Data visualizations should help reveal patterns, trends and other findings from an unbiased viewpoint. It should provide context, interpret the data and articulate insights to help teams make meaningful decisions.
An effective way to do this is through a data dashboard. By organizing and displaying important information in an easy-to-understand format in a single location, teams can quickly interpret complicated metrics to help build a compelling narrative.
As examples, teams can gain better visibility into past and current trends, empowering them to forecast future trends with greater accuracy. Teams can also leverage up-to-date customer analytics to enhance and transform the customer experience and increase customer profitability.
3. Compelling Narrative
Narratives, also called storylines, help communicate insights gleaned from data, providing context and meaning to then support recommended actions.
A compelling narrative combines data with powerful visuals to paint a clear picture. It helps the audience understand complex information, gives meaning to it, and then helps inform and empower strategic decisions.
Without a compelling narrative, data becomes numbers and visuals are just charts and graphs. The narrative is what compels action.
Creating a data narrative follows the same elements of any other story. It needs characters, a setting, conflict and resolution.
For instance, a bank may review all its single product loan customers and find that PPP loans are nearly double any other loan category, therefore presenting the greatest opportunity for cross selling.
Rather than showing a spreadsheet of loan totals across each category, a compelling narrative paints the picture of Maria, the owner of a small coffee shop who took out a PPP loan during the pandemic through a community bank other than her primary institution.
Today, however, Maria is worried about the economy. Inflation is soaring and she’s struggling to keep up. Rather than waiting for her to call the bank, a relationship manager proactively calls her. It turns out, Maria needs a line of credit to relieve her from temporary price increases of coffee beans.
Not only did the bank help her, but they’ve now built a relationship with her. Maria is considering moving her other accounts to the bank. How many other “Marias” does the bank have as a single product customer who would be willing to expand their relationship now that they’ve helped save their business? That narrative hits a little differently than looking at a spreadsheet during a Monday morning meeting, doesn’t it?
Maria’s story is just one of many ways banks can leverage data storytelling and bring data to life. The benefits extend far and wide. By combining data, powerful visuals and a compelling narrative, teams are empowered with strategic insights, helping to drive profitability and improve productivity at every level of the organization.

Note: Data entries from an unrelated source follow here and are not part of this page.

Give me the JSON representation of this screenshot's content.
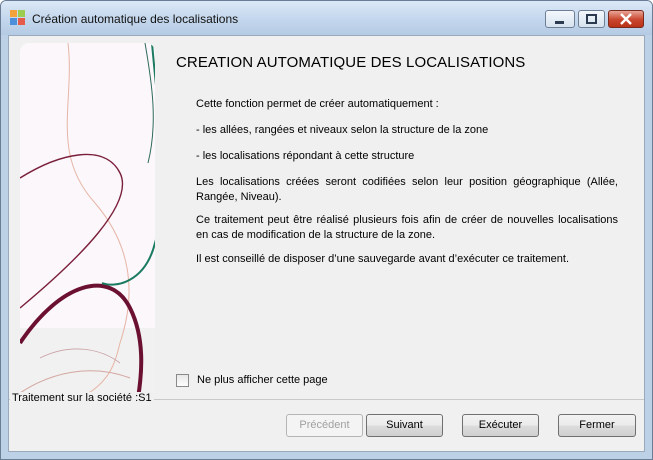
{
  "window": {
    "title": "Création automatique des localisations"
  },
  "content": {
    "heading": "CREATION AUTOMATIQUE DES LOCALISATIONS",
    "paragraphs": [
      "Cette fonction permet de créer automatiquement :",
      "- les allées, rangées et niveaux selon la structure de la zone",
      "- les localisations répondant à cette structure",
      "Les localisations créées seront codifiées selon leur position géographique (Allée, Rangée, Niveau).",
      "Ce traitement peut être réalisé plusieurs fois afin de créer de nouvelles localisations en cas de modification de la structure de la zone.",
      "Il est conseillé de disposer d’une sauvegarde avant d’exécuter ce traitement."
    ],
    "checkbox_label": "Ne plus afficher cette page",
    "checkbox_checked": false
  },
  "status": {
    "text": "Traitement sur la société :S1"
  },
  "buttons": {
    "previous": "Précédent",
    "next": "Suivant",
    "execute": "Exécuter",
    "close": "Fermer"
  },
  "colors": {
    "title_bar": "#c3d6ec",
    "dialog_bg": "#f0f0f0",
    "art_wine": "#6b1030",
    "art_teal": "#1b7a60",
    "close_button": "#c9452d"
  }
}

Amber Robinson is a Sales & Strategic Partnerships Executive at KlariVis. For more information, visit www.KlariVis.com.